* Data records for software interfaces *
- Opening Delimiter -

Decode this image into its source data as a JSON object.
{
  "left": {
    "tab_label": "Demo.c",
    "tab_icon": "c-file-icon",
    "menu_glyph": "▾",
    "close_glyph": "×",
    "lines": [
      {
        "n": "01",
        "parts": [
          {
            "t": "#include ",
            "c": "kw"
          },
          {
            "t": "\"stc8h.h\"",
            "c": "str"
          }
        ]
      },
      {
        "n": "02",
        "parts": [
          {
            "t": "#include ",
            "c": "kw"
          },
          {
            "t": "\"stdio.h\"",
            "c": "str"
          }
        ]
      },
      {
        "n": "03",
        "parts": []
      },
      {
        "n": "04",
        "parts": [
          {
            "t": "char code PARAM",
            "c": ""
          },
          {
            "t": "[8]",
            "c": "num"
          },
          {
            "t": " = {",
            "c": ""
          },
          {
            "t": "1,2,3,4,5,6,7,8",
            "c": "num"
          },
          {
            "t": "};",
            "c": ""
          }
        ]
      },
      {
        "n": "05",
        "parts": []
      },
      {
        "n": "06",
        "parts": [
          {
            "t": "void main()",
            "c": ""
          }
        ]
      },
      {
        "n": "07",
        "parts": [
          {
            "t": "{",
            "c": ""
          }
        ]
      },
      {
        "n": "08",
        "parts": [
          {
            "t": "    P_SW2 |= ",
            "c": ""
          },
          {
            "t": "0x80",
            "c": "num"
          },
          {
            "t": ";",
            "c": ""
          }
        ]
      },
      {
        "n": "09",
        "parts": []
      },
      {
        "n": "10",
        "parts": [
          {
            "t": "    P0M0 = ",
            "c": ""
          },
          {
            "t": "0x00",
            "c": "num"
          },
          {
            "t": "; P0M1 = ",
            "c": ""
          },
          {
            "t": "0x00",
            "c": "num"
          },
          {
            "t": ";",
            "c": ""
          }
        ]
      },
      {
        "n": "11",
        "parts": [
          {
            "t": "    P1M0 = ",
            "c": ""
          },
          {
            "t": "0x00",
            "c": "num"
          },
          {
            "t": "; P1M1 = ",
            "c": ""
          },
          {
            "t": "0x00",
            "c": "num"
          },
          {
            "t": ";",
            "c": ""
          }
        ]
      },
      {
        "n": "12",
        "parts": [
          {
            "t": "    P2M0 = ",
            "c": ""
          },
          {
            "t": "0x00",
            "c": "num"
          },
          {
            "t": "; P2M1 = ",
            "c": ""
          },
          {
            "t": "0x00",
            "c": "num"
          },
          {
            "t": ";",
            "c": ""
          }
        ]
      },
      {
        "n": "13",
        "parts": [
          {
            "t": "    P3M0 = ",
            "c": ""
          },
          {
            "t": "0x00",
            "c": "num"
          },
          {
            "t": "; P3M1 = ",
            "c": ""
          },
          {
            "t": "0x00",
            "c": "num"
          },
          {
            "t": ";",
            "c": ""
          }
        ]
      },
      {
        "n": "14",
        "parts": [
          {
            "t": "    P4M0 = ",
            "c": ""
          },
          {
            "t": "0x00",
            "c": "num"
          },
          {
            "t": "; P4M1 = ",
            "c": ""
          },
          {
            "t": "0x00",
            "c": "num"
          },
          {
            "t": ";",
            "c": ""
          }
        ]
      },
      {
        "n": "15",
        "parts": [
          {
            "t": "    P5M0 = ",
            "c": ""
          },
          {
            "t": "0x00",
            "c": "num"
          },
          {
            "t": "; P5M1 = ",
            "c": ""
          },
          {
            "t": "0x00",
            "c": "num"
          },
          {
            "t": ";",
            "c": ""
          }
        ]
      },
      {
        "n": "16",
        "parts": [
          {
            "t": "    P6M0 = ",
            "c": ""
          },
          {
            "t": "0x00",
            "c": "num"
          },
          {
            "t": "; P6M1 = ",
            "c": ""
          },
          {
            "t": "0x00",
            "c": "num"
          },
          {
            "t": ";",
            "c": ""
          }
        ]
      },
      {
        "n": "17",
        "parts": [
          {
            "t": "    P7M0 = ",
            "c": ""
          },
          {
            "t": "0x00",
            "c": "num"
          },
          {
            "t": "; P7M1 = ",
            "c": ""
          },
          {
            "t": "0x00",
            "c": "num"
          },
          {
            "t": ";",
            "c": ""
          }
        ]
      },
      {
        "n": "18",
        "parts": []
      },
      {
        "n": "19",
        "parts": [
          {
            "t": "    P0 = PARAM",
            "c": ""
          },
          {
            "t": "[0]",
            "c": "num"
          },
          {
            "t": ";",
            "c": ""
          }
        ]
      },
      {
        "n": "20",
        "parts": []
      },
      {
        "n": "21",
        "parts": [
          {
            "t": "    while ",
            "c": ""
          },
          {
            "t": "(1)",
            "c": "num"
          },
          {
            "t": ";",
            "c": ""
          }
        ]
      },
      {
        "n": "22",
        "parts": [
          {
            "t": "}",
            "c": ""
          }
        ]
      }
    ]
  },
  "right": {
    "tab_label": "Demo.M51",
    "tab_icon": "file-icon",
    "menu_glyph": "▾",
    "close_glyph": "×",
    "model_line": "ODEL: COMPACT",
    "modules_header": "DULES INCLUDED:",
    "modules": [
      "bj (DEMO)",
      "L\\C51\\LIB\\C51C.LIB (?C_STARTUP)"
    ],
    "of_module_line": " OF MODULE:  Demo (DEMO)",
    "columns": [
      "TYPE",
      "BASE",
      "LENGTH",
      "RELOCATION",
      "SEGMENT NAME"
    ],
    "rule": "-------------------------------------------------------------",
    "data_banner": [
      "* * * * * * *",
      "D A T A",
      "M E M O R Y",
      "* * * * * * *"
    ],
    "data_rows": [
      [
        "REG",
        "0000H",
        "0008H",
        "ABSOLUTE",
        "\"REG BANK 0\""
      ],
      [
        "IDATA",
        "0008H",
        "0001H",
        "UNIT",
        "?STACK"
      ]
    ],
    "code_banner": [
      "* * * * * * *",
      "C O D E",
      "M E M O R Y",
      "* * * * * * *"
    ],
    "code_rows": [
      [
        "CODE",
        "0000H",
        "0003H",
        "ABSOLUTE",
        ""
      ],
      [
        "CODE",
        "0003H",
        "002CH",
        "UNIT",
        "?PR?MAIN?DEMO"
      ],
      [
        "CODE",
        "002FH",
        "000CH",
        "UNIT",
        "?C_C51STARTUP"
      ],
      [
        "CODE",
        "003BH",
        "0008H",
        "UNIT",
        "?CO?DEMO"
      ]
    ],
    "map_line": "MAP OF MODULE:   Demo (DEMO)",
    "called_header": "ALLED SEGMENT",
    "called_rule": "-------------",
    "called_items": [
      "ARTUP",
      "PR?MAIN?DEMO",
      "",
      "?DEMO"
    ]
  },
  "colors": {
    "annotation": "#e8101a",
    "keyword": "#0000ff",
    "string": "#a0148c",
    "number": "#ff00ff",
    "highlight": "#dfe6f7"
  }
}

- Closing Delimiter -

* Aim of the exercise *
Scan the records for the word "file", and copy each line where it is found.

* Output for this exercise *
    "tab_icon": "c-file-icon",
    "tab_icon": "file-icon",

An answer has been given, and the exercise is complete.